------ Record excerpts ------

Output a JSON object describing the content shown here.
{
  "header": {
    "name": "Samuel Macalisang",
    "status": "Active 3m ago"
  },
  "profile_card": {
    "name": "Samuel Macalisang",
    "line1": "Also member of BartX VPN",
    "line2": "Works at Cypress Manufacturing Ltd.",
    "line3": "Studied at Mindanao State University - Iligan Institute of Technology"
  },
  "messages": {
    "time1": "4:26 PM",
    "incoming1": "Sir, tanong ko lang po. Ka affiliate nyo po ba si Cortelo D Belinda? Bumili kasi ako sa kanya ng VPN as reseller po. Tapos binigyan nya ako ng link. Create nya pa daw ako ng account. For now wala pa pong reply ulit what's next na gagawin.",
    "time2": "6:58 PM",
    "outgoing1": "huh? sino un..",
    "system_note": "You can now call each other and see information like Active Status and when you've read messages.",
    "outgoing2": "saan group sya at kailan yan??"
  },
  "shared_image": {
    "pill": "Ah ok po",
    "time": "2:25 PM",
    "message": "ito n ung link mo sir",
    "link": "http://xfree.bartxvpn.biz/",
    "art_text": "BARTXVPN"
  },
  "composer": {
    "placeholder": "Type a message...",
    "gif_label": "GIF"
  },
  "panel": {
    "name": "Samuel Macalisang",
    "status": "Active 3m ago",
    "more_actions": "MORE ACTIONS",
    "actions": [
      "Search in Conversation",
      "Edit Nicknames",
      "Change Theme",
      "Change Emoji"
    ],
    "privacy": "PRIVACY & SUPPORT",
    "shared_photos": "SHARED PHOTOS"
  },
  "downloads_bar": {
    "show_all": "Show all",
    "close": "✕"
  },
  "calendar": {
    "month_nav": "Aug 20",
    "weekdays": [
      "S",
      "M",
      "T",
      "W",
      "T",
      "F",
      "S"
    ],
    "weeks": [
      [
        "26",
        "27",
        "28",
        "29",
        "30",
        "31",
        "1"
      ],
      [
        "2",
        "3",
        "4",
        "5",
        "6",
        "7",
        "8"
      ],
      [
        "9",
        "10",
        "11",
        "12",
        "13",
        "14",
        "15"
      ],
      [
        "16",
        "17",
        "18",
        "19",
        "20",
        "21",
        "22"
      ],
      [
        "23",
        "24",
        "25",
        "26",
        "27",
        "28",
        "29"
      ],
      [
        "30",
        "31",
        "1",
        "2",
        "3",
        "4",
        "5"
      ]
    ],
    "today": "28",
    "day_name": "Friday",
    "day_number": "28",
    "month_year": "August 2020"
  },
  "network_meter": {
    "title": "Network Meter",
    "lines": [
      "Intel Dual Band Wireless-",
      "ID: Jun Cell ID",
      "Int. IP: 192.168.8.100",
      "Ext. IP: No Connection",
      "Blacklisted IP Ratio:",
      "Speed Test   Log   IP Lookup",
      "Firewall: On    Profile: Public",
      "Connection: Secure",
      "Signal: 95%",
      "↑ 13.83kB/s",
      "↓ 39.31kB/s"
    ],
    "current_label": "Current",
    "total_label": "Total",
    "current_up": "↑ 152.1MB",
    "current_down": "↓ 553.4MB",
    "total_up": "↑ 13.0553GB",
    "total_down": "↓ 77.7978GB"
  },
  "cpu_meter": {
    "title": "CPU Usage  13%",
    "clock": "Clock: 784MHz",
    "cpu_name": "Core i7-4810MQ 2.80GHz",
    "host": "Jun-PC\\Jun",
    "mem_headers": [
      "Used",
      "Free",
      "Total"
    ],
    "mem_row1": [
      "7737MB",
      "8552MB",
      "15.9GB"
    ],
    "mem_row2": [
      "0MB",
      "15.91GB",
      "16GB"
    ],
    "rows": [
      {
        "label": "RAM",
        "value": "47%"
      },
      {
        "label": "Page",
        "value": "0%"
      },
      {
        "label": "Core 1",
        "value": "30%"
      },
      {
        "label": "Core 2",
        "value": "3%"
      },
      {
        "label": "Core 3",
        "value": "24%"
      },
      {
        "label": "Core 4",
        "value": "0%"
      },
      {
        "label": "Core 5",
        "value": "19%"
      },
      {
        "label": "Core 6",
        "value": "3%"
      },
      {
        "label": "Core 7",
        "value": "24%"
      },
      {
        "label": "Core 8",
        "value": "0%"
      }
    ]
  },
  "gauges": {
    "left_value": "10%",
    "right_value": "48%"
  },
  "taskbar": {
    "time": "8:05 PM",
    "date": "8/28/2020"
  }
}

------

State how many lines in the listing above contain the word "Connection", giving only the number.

* **Your response**
2